Businessman Herbert Chow Siu-lung, founder and CEO of Chickeeduck, who was harassed by reporters from leftist media Wen Wei Po and Ta Kung Pao at the Hong Kong airport when he was about to depart, told Vision Times: “We should find a way to punish Ta Kung Pao and Wen Wei Po. They are much worse than gossip magazines. They survive by harassing people, getting them upset. They should not have existed. They are not qualified as media. Let’s work together to think of some ways to get rid of them one day.”
Enraged, the leftist papers accused Chow as “inciting violence.”
In my view, Chow’s plea was justifiable. To ordinary Hongkongers, the way the reporters asked their questions at the airport was at best ridiculous. One of them asked, “Mr Chow, you are going into [as a] fugitive and to where?”
As a native Hongkonger, I have never seen a Hong Kong reporter asking about one’s privacy in such a Chinese Communist Party (CCP) shanggang shangxian manner (exaggerating minor issues into something major). Such questioning is intended to provoke the interviewee so that he or she may behave emotionally in front of the camera.

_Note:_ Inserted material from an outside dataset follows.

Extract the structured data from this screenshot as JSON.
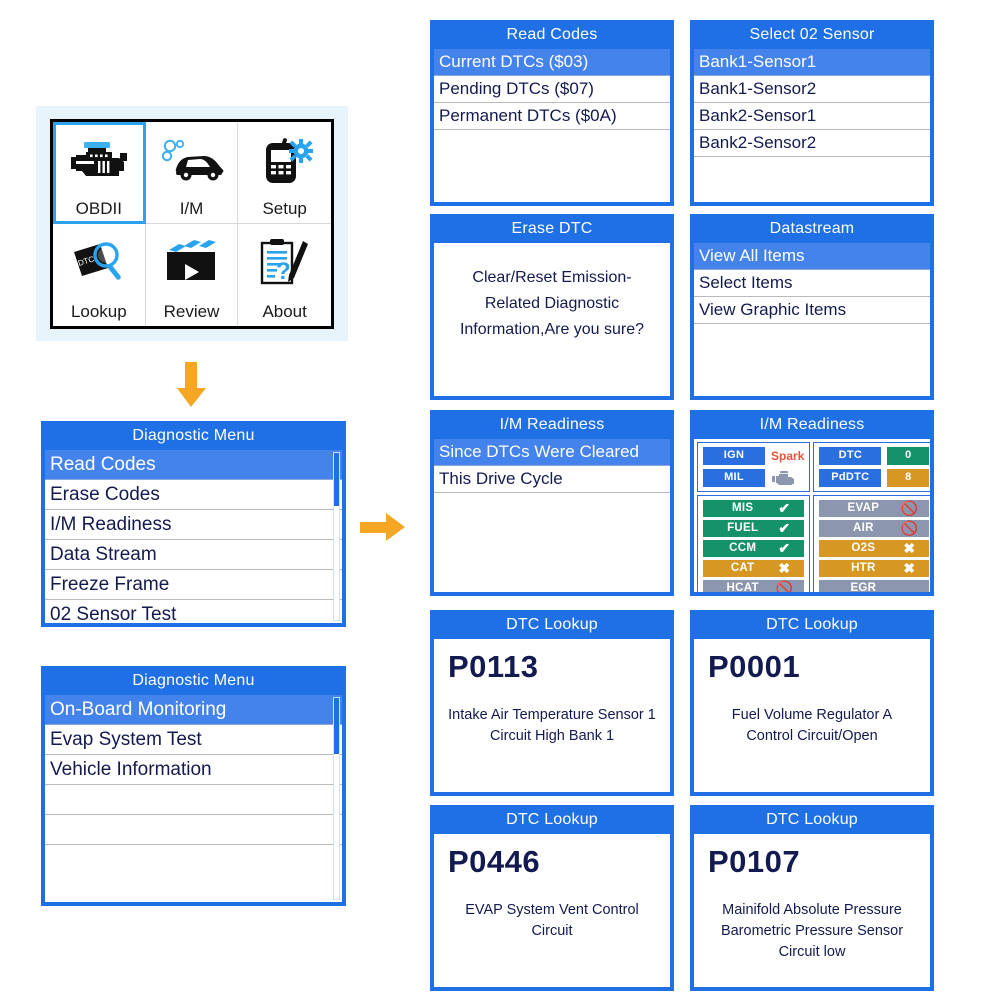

The reporter also said, “We are reporters. We are asking you questions. You have the right not to answer, but we enjoy freedom of press.” As we can see clearly from the footage that the reporters were actually asking their questions without any constraints, they were undoubtedly exercising their freedom of press. The very mentioning of this concept in this scenario reflects the lack of understanding of it, which makes their professionalism questionable.
My personal experience with the leftist media may also prove against their integrity. In the 2020 History Question Incident, in which a Hong Kong Diploma of Secondary Education (HKDSE) History question was eventually invalidated, a well-planned leftist plot against me started one day before the date of the history exam, when online media Dot Dot News and Orange News requested me to explain a friend-only Facebook post on the Japanese invasion of China.
It escalated on the date of the exam, when Wen Wei Po and Ta Kung Pao started to launch a front page attack, accusing the history exam as an attempt to ‘glorify’ the Japanese invasion by associating the exam to my Facebook post.
They also publicised personal details of my family, which was in no way related to the issue.
Behind the persecution was a shameless act that even the Hong Kong Examination Assessment Authority (HKEAA), which knew all the details, was reluctant to comment upon publicly: such news reports were based on information that was made available by hacking and a leak of secret materials. What luck did the leftist media need in picking one out of my thousands of Facebook posts to aim precisely at one of the exam questions?
More importantly, the topic of the question, that is, Sino-Japanese relationship, was never set before in the data-based question paper. No one would expect such a question, and it became a reality only at the strong insistence of the setter.
Skillful question spotting by the leftist media was not a possible explanation of the coincidence, given the seamlessness of how the plot moved on. The persecution required two pre-conditions to materialise. First, the exam papers were leaked before the exam, and the Sino-Japanese relationship exam question was made known to the plotters. Second, all posts from my Facebook were downloaded by the hackers and carefully examined one by one to pick up one that best suited their need.
In fact, on the exam day, I found two hackers still active in my Facebook. Without all these, the persecution plan—which had been probably there at the question setting stage—could not have been possible to escalate in the pro-Beijing camp in just a few days, making use of labels such as ‘Japanese invasion’ and ‘national traitor’ that were their useful strategies to mobilise the Chinese readers.
These papers were seized and turned leftist right before the communists founded their regime in 1949, before which they were renowned national media, especially Ta Kung Pao, which under its ‘4-No-ism’ slogan (no party affiliation, no political endorsement, no self-promotion, no ignorance) earned the Missouri Honor Medal in 1941 in recognition of its professionalism in the difficult time of the Sino-Japanese War.
The paper dared to criticise the government, like any respectable papers do. For example, in 1907 when revolutionary Qiu Jin was caught and executed. Ta Kung Pao did did not call her an “evil rioter” as it called the Hong Kong protesters in 2019; rather, an editorial of it wrote that Qiu as a gentle woman was executed in a “barbarian manner,” and Qing’s behavior, likened to a fierce lion catching a rabbit, was said to be a disgrace to the world of nations.
If they could have upheld the original integrity, practicing the degree of impartiality and professionalism as in the late Qing, how could support to them have been withdrawn? How could their nickname “dog poop paper” have become viral these years?